Republicans designed the districts using methods called “cracking and packing.” Cracking dilutes Democratic Party support by splitting the votes among neighboring districts where it can have no effect, and packing concentrates Democrats into a single district, which will be sacrificed by the Republicans in order to win multiple seats surrounding it.
After Senate Majority Leader Mitch McConnell (R-KY) succeeded in stealing President Obama’s Supreme Court pick and delivered President Trump the opportunity to seat right wing ideologue Justice Neil Gorsuch, many progressives get squeamish at the thought of important issues decided by this Court. Here, however, Democrats have reason for hope.
In the 2004 decision allowing partisan gerrymandering, it was Justice Anthony Kennedy who left the door open to further consideration. Should the “wasted vote” metric meet his approval, we could see him break with his more conservative colleagues as he has been occasionally wont to do. Chief Justice Roberts, who surprised observers by joining current Justices Ruth Bader Ginsburg, Stephen Breyer, Sonia Sotomayor, and Elena Kagan to uphold Obamacare in 2012, arrived on the Court in 2005 and could be a wildcard in the case.
While the decision of the Supreme Court decision is very much up-in-the-air, this at the very least opens up the potential to make our elections significantly more just.

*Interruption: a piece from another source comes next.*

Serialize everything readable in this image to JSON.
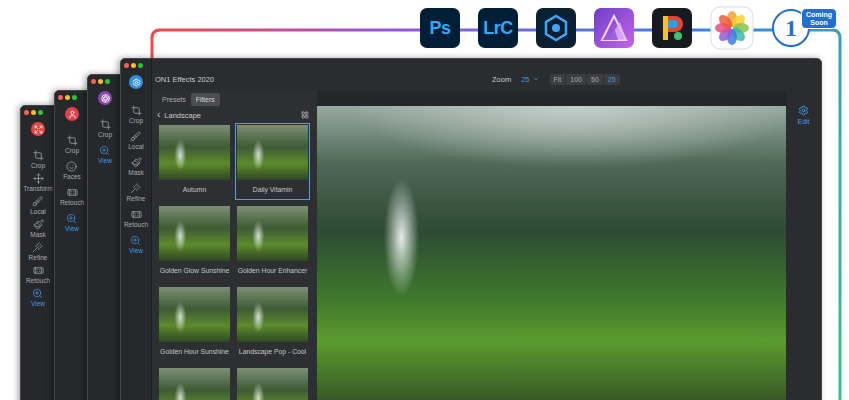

After all, our republic is intended to be a nation in which the voters determine our elected officials, and for decades, Republicans have contrived to build a system whereby Republican politicians choose the voters.
In their next session, the Supreme Court has the chance to correct this tremendous injustice and in so doing, release Republicans’ devious vice grip on power.